Florida's Kenndal McArdle Is Wise Beyond His Years
by Shane Malloy for NHL.com
Every organization needs players who inspire teammates through on-ice play and off-ice leadership. In the 2005 Entry Draft, the Florida Panthers discovered such a player in Moose Jaw Warriors winger Kenndal McArdle.
The 5-foot-11, 195-pound spitfire, who hails from Vancouver, brings a host of intangibles and is mature beyond his years.
When speaking to him, you realize quickly he seems more like a Harvard professor than a 19-year-old hockey player. His thoughtful responses allow you to appreciate his self-awareness and the responsibility he will soon have as a role model.
"I am not in the NHL ranks yet, and I am not in a position as visible to the children," he said. "But if there are a few kids that have seen me, look up to me, and think that the game is for them ... that is great. That is a role I will gladly take and, hopefully, I can make a positive difference."
Moose Jaw Warrior coach Steve Young said the way McArdle handles relationships with younger teammates will help him in that role.
"He is an excellent leader in that he leads by example on the ice and he does not have to talk very often in the dressing room," Young said. "But he commands respect because he has earned it and he is such a great person."
"Kenndal is a leader and a heart-and-soul player," teammate Dustin Boyd said. "He wears his heart on his sleeve and I have had the privilege to play on a line with him the last two seasons and he is nothing but positive all the time."
Don't be mislead into a false sense that McArdle is soft because you will get a rude awakening. His speed and tenacity are well documented by his teammates and coaches.
"When he is going with his speed, he is a hard guy to contain for the defenseman, especially when he is twisting and turning along the boards," teammate Blair Jones said.
"He has great speed and hands and I have never seen anyone have a better work ethic," Boyd said. "He brings it every night and I cannot complain having him as a linemate."

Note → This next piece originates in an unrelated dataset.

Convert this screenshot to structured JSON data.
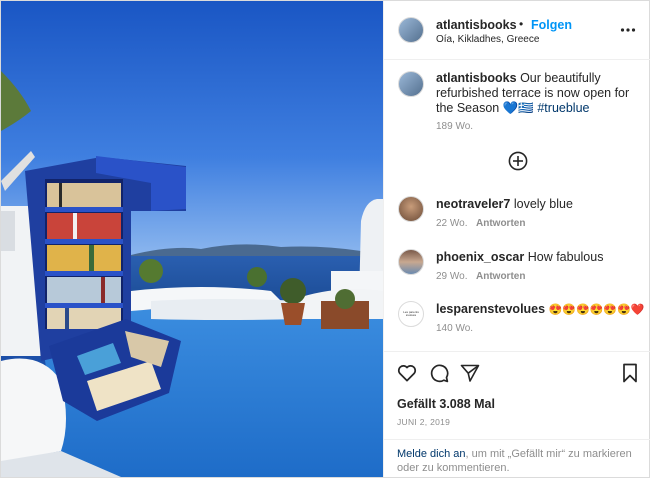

McArdle took part in both the Panthers' training camp last fall and Team Canada's camp for the World Junior Championships and found positives from both experiences.
"What I brought back from the Florida camp was the confidence that I can play at that level and it allowed me to realize that I can come back to the WHL and contribute in every aspect of the game on a nightly basis," McArdle said.
"The one thing that really stood out for me, spending time with the NHL players, was the attention to detail they have in their preparation," he said. "You understand quickly because you do not have the time to make plays like you do at the junior level. With professional players being that much faster and stronger, it introduces you to a new game due to the pace of the tempo."
The message delivered from the Florida coaching staff was one of keep on, keeping on.
"They spoke to me and said to continue to work hard and remain focused, be a leader on the team and put myself in a position to be a go to guy not only on the offensive side, but defensively as well."
The fact he was not selected for the Canadian World Junior team gave him something else to work towards and he knows he has one more chance.
"Next year I have another chance to be a part of that team and it is up to me to earn the right to represent my country," McArdle said. "I must let my play turn some heads and the onus is on me to change the decisions of Team Canada's staff so it becomes an easy one for them to make."
McArdle knows his strengths and weaknesses and understands what he needs to work on before he takes the next step.
"I think my speed is my biggest asset and it is something I bring every night. I create a lot of chances off it and like to have my game attributed to that for sure," he said.
McArdle sees himself as the perpetual student of the game, always learning something new.
"You have to learn the game in every area and consistency is the aspiration of every player ... to bring that element game in and game out. We play a long regular season and playoffs that matches the NHL schedule. If you are not able to have consistency at this level, you cannot expect to have it in the professional level."